Only the lines that contain the string "WEEKLY" belong in the answer; pull them from the records.
%%
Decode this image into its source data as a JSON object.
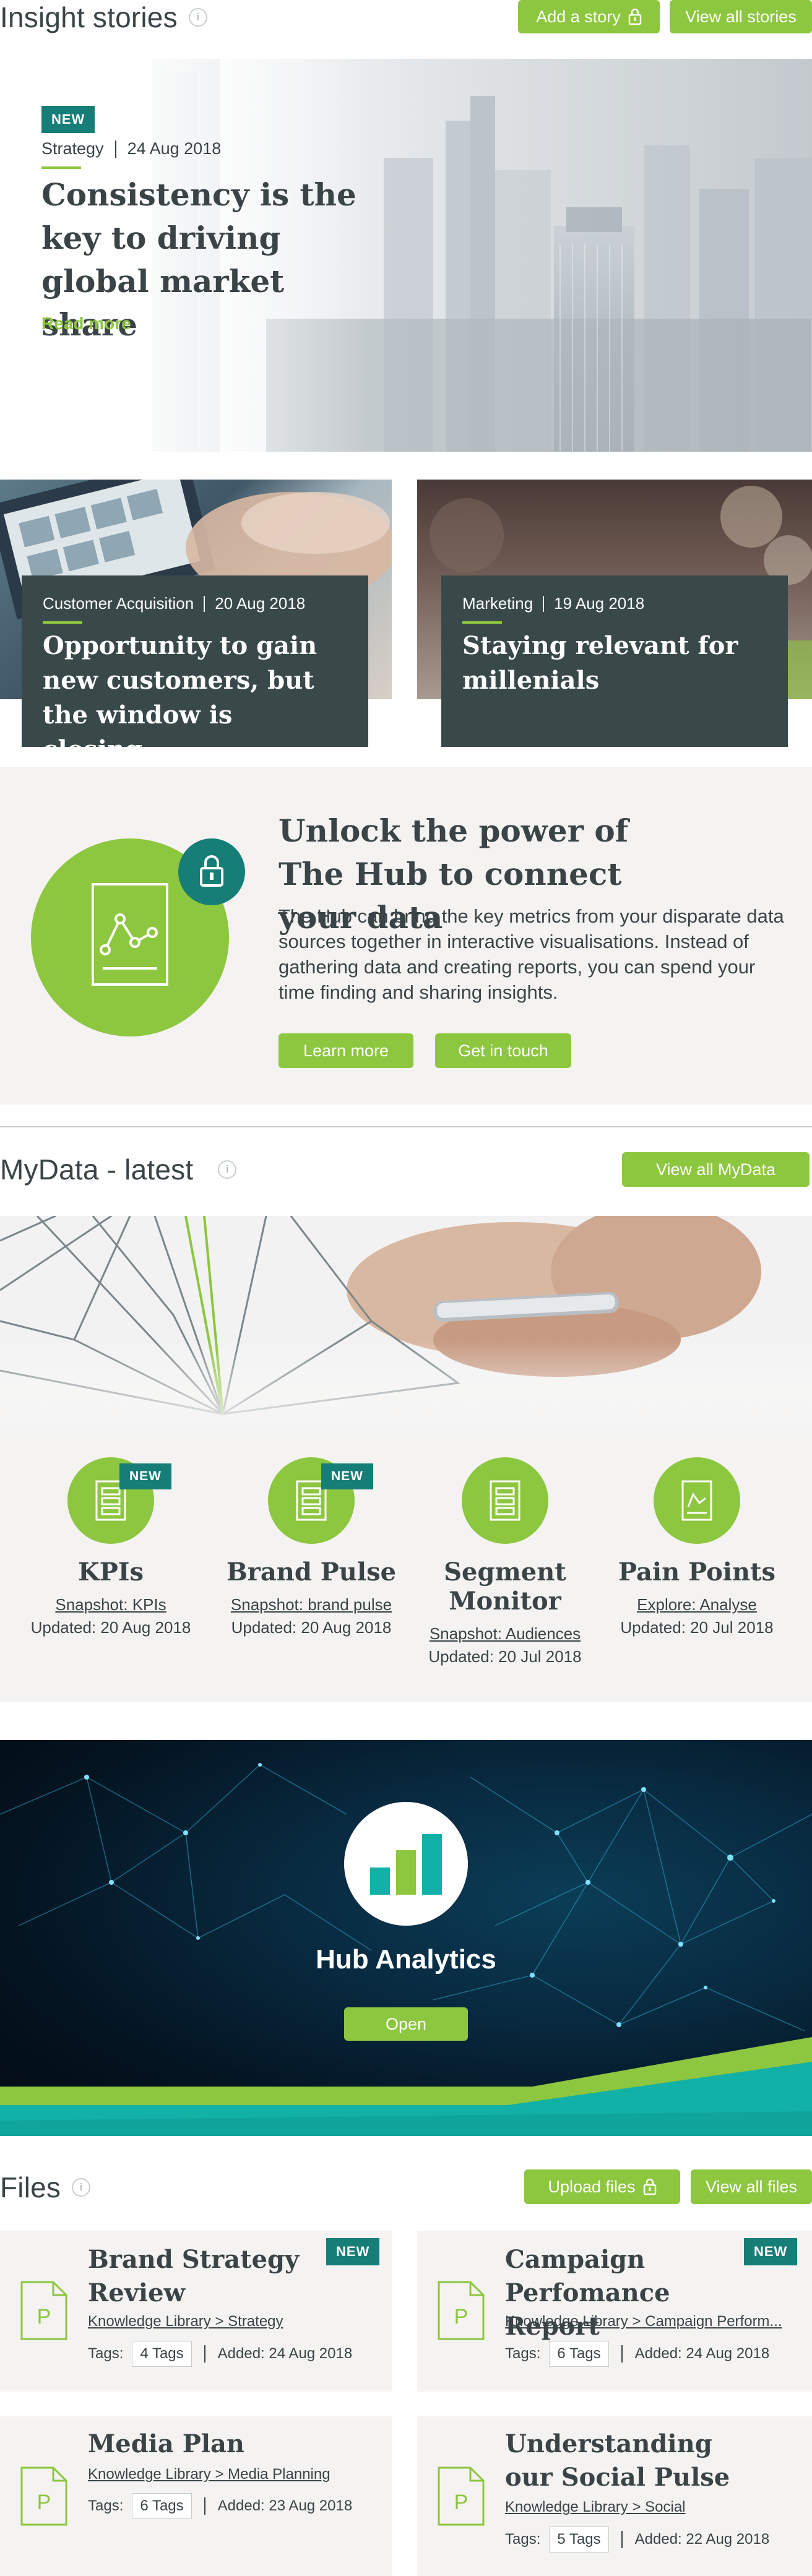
{
  "insight": {
    "title": "Insight stories",
    "add_story_label": "Add a story",
    "view_all_label": "View all stories",
    "hero": {
      "badge": "NEW",
      "category": "Strategy",
      "date": "24 Aug 2018",
      "headline": "Consistency is the key to driving global market share",
      "read_more": "Read more"
    },
    "cards": [
      {
        "category": "Customer Acquisition",
        "date": "20 Aug 2018",
        "headline": "Opportunity to gain new customers, but the window is closing"
      },
      {
        "category": "Marketing",
        "date": "19 Aug 2018",
        "headline": "Staying relevant for millenials"
      }
    ]
  },
  "promo": {
    "heading": "Unlock the power of The Hub to connect your data",
    "body": "The Hub can bring the key metrics from your disparate data sources together in interactive visualisations. Instead of gathering data and creating reports, you can spend your time finding and sharing insights.",
    "learn_more_label": "Learn more",
    "get_in_touch_label": "Get in touch"
  },
  "mydata": {
    "title": "MyData - latest",
    "view_all_label": "View all MyData",
    "items": [
      {
        "badge": "NEW",
        "name": "KPIs",
        "link": "Snapshot: KPIs",
        "updated": "Updated: 20 Aug 2018",
        "icon": "document-icon"
      },
      {
        "badge": "NEW",
        "name": "Brand Pulse",
        "link": "Snapshot: brand pulse",
        "updated": "Updated: 20 Aug 2018",
        "icon": "document-icon"
      },
      {
        "badge": "",
        "name": "Segment Monitor",
        "link": "Snapshot: Audiences",
        "updated": "Updated: 20 Jul 2018",
        "icon": "document-icon"
      },
      {
        "badge": "",
        "name": "Pain Points",
        "link": "Explore: Analyse",
        "updated": "Updated: 20 Jul 2018",
        "icon": "chart-doc-icon"
      }
    ]
  },
  "analytics": {
    "title": "Hub Analytics",
    "open_label": "Open"
  },
  "files": {
    "title": "Files",
    "upload_label": "Upload files",
    "view_all_label": "View all files",
    "tags_label": "Tags:",
    "items": [
      {
        "badge": "NEW",
        "title": "Brand Strategy Review",
        "path": "Knowledge Library > Strategy",
        "tags": "4 Tags",
        "added": "Added: 24 Aug 2018",
        "icon_letter": "P"
      },
      {
        "badge": "NEW",
        "title": "Campaign Perfomance Report",
        "path": "Knowledge Library > Campaign Perform...",
        "tags": "6 Tags",
        "added": "Added: 24 Aug 2018",
        "icon_letter": "P"
      },
      {
        "badge": "",
        "title": "Media Plan",
        "path": "Knowledge Library > Media Planning",
        "tags": "6 Tags",
        "added": "Added: 23 Aug 2018",
        "icon_letter": "P"
      },
      {
        "badge": "",
        "title": "Understanding our Social Pulse",
        "path": "Knowledge Library > Social",
        "tags": "5 Tags",
        "added": "Added: 22 Aug 2018",
        "icon_letter": "P"
      }
    ]
  },
  "colors": {
    "accent": "#8dc63f",
    "teal": "#167d77",
    "dark_card": "#39494a",
    "panel": "#f4f3f2"
  }
}
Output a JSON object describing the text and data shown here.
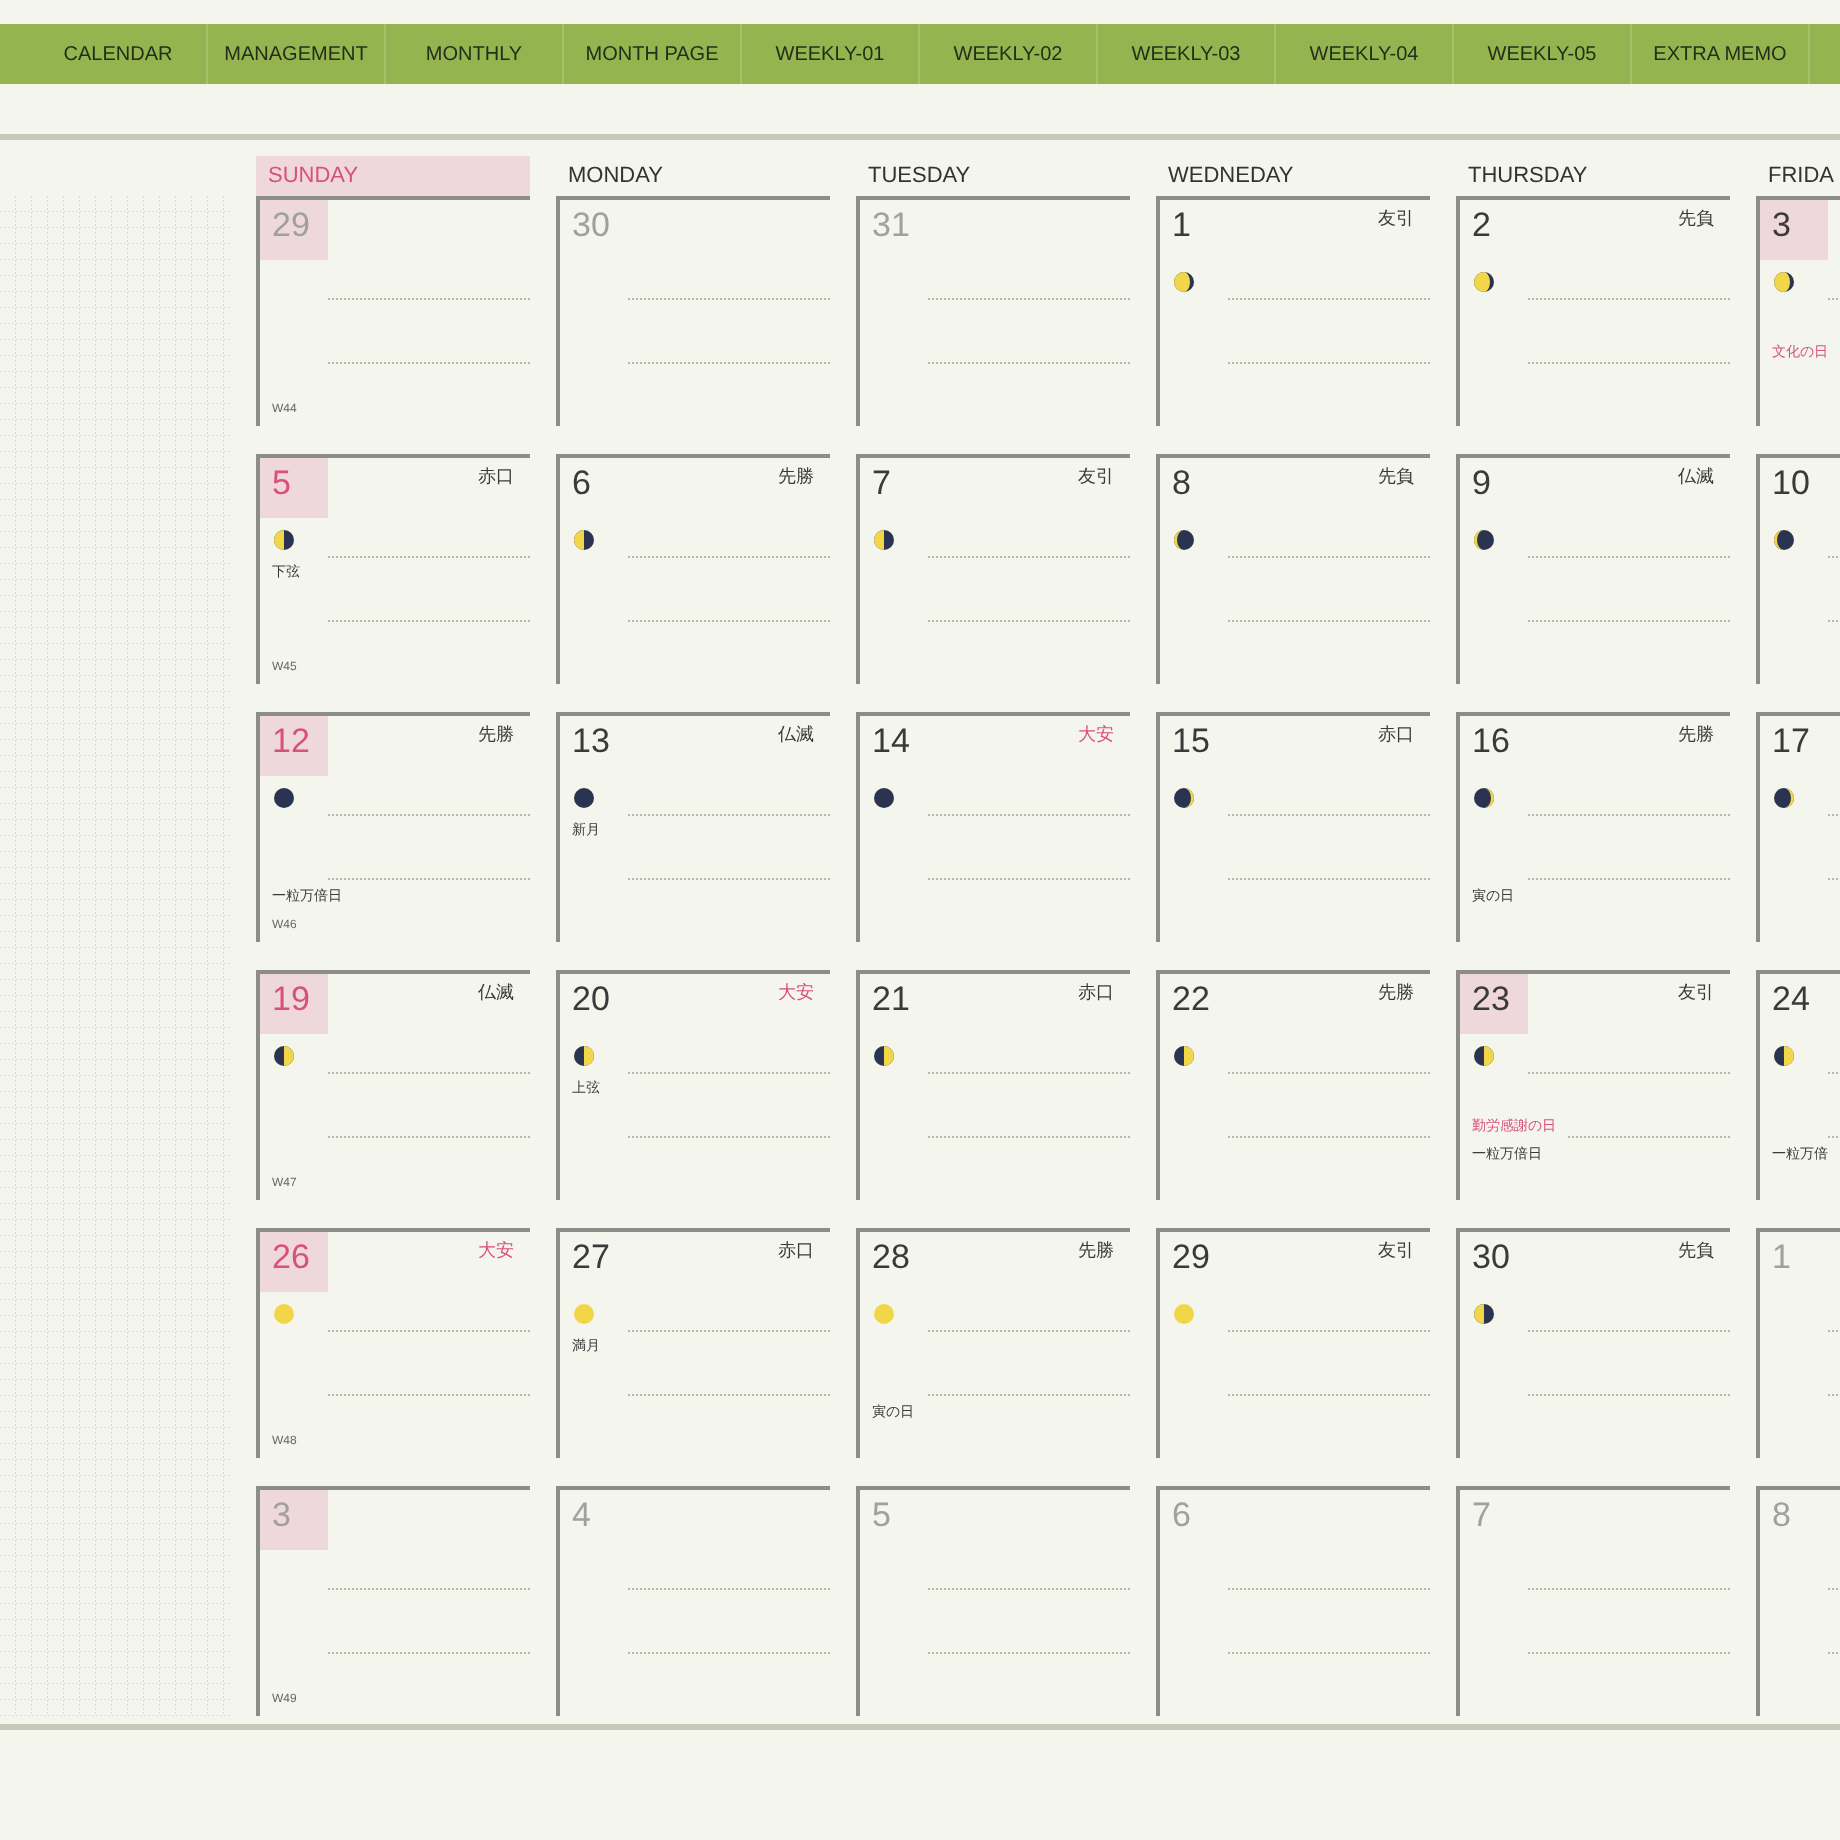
{
  "nav": {
    "tabs": [
      {
        "label": "CALENDAR"
      },
      {
        "label": "MANAGEMENT"
      },
      {
        "label": "MONTHLY"
      },
      {
        "label": "MONTH PAGE"
      },
      {
        "label": "WEEKLY-01"
      },
      {
        "label": "WEEKLY-02"
      },
      {
        "label": "WEEKLY-03"
      },
      {
        "label": "WEEKLY-04"
      },
      {
        "label": "WEEKLY-05"
      },
      {
        "label": "EXTRA MEMO"
      }
    ]
  },
  "calendar": {
    "days": [
      {
        "label": "SUNDAY",
        "kind": "sunday"
      },
      {
        "label": "MONDAY",
        "kind": "weekday"
      },
      {
        "label": "TUESDAY",
        "kind": "weekday"
      },
      {
        "label": "WEDNEDAY",
        "kind": "weekday"
      },
      {
        "label": "THURSDAY",
        "kind": "weekday"
      },
      {
        "label": "FRIDA",
        "kind": "weekday"
      }
    ],
    "weeks": [
      {
        "week": "W44",
        "cells": [
          {
            "date": "29",
            "muted": true,
            "highlight": true
          },
          {
            "date": "30",
            "muted": true,
            "highlight": false
          },
          {
            "date": "31",
            "muted": true,
            "highlight": false
          },
          {
            "date": "1",
            "muted": false,
            "red": false,
            "highlight": false,
            "rokuyo": "友引",
            "rokuyo_red": false,
            "moon": {
              "kind": "gibbous_left"
            }
          },
          {
            "date": "2",
            "muted": false,
            "red": false,
            "highlight": false,
            "rokuyo": "先負",
            "rokuyo_red": false,
            "moon": {
              "kind": "gibbous_left"
            }
          },
          {
            "date": "3",
            "muted": false,
            "red": false,
            "highlight": true,
            "moon": {
              "kind": "gibbous_left"
            },
            "notes": [
              {
                "text": "文化の日",
                "kind": "holiday"
              }
            ]
          }
        ]
      },
      {
        "week": "W45",
        "cells": [
          {
            "date": "5",
            "muted": false,
            "red": true,
            "highlight": true,
            "rokuyo": "赤口",
            "rokuyo_red": false,
            "moon": {
              "kind": "half_left"
            },
            "notes": [
              {
                "text": "下弦",
                "kind": "moon"
              }
            ]
          },
          {
            "date": "6",
            "muted": false,
            "red": false,
            "highlight": false,
            "rokuyo": "先勝",
            "rokuyo_red": false,
            "moon": {
              "kind": "half_left"
            }
          },
          {
            "date": "7",
            "muted": false,
            "red": false,
            "highlight": false,
            "rokuyo": "友引",
            "rokuyo_red": false,
            "moon": {
              "kind": "half_left"
            }
          },
          {
            "date": "8",
            "muted": false,
            "red": false,
            "highlight": false,
            "rokuyo": "先負",
            "rokuyo_red": false,
            "moon": {
              "kind": "crescent_left"
            }
          },
          {
            "date": "9",
            "muted": false,
            "red": false,
            "highlight": false,
            "rokuyo": "仏滅",
            "rokuyo_red": false,
            "moon": {
              "kind": "crescent_left"
            }
          },
          {
            "date": "10",
            "muted": false,
            "red": false,
            "highlight": false,
            "moon": {
              "kind": "crescent_left"
            }
          }
        ]
      },
      {
        "week": "W46",
        "cells": [
          {
            "date": "12",
            "muted": false,
            "red": true,
            "highlight": true,
            "rokuyo": "先勝",
            "rokuyo_red": false,
            "moon": {
              "kind": "new"
            },
            "notes": [
              {
                "text": "一粒万倍日",
                "kind": "event"
              }
            ]
          },
          {
            "date": "13",
            "muted": false,
            "red": false,
            "highlight": false,
            "rokuyo": "仏滅",
            "rokuyo_red": false,
            "moon": {
              "kind": "new"
            },
            "notes": [
              {
                "text": "新月",
                "kind": "moon"
              }
            ]
          },
          {
            "date": "14",
            "muted": false,
            "red": false,
            "highlight": false,
            "rokuyo": "大安",
            "rokuyo_red": true,
            "moon": {
              "kind": "new"
            }
          },
          {
            "date": "15",
            "muted": false,
            "red": false,
            "highlight": false,
            "rokuyo": "赤口",
            "rokuyo_red": false,
            "moon": {
              "kind": "crescent_right"
            }
          },
          {
            "date": "16",
            "muted": false,
            "red": false,
            "highlight": false,
            "rokuyo": "先勝",
            "rokuyo_red": false,
            "moon": {
              "kind": "crescent_right"
            },
            "notes": [
              {
                "text": "寅の日",
                "kind": "event"
              }
            ]
          },
          {
            "date": "17",
            "muted": false,
            "red": false,
            "highlight": false,
            "moon": {
              "kind": "crescent_right"
            }
          }
        ]
      },
      {
        "week": "W47",
        "cells": [
          {
            "date": "19",
            "muted": false,
            "red": true,
            "highlight": true,
            "rokuyo": "仏滅",
            "rokuyo_red": false,
            "moon": {
              "kind": "half_right"
            }
          },
          {
            "date": "20",
            "muted": false,
            "red": false,
            "highlight": false,
            "rokuyo": "大安",
            "rokuyo_red": true,
            "moon": {
              "kind": "half_right"
            },
            "notes": [
              {
                "text": "上弦",
                "kind": "moon"
              }
            ]
          },
          {
            "date": "21",
            "muted": false,
            "red": false,
            "highlight": false,
            "rokuyo": "赤口",
            "rokuyo_red": false,
            "moon": {
              "kind": "half_right"
            }
          },
          {
            "date": "22",
            "muted": false,
            "red": false,
            "highlight": false,
            "rokuyo": "先勝",
            "rokuyo_red": false,
            "moon": {
              "kind": "half_right"
            }
          },
          {
            "date": "23",
            "muted": false,
            "red": false,
            "highlight": true,
            "rokuyo": "友引",
            "rokuyo_red": false,
            "moon": {
              "kind": "half_right"
            },
            "notes": [
              {
                "text": "勤労感謝の日",
                "kind": "holiday"
              },
              {
                "text": "一粒万倍日",
                "kind": "event"
              }
            ]
          },
          {
            "date": "24",
            "muted": false,
            "red": false,
            "highlight": false,
            "moon": {
              "kind": "half_right"
            },
            "notes": [
              {
                "text": "一粒万倍",
                "kind": "event"
              }
            ]
          }
        ]
      },
      {
        "week": "W48",
        "cells": [
          {
            "date": "26",
            "muted": false,
            "red": true,
            "highlight": true,
            "rokuyo": "大安",
            "rokuyo_red": true,
            "moon": {
              "kind": "full"
            }
          },
          {
            "date": "27",
            "muted": false,
            "red": false,
            "highlight": false,
            "rokuyo": "赤口",
            "rokuyo_red": false,
            "moon": {
              "kind": "full"
            },
            "notes": [
              {
                "text": "満月",
                "kind": "moon"
              }
            ]
          },
          {
            "date": "28",
            "muted": false,
            "red": false,
            "highlight": false,
            "rokuyo": "先勝",
            "rokuyo_red": false,
            "moon": {
              "kind": "full"
            },
            "notes": [
              {
                "text": "寅の日",
                "kind": "event"
              }
            ]
          },
          {
            "date": "29",
            "muted": false,
            "red": false,
            "highlight": false,
            "rokuyo": "友引",
            "rokuyo_red": false,
            "moon": {
              "kind": "full"
            }
          },
          {
            "date": "30",
            "muted": false,
            "red": false,
            "highlight": false,
            "rokuyo": "先負",
            "rokuyo_red": false,
            "moon": {
              "kind": "half_left"
            }
          },
          {
            "date": "1",
            "muted": true,
            "highlight": false
          }
        ]
      },
      {
        "week": "W49",
        "cells": [
          {
            "date": "3",
            "muted": true,
            "highlight": true
          },
          {
            "date": "4",
            "muted": true,
            "highlight": false
          },
          {
            "date": "5",
            "muted": true,
            "highlight": false
          },
          {
            "date": "6",
            "muted": true,
            "highlight": false
          },
          {
            "date": "7",
            "muted": true,
            "highlight": false
          },
          {
            "date": "8",
            "muted": true,
            "highlight": false
          }
        ]
      }
    ]
  }
}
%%
■ **Solution for this exercise**
        "label": "WEEKLY-01"
        "label": "WEEKLY-02"
        "label": "WEEKLY-03"
        "label": "WEEKLY-04"
        "label": "WEEKLY-05"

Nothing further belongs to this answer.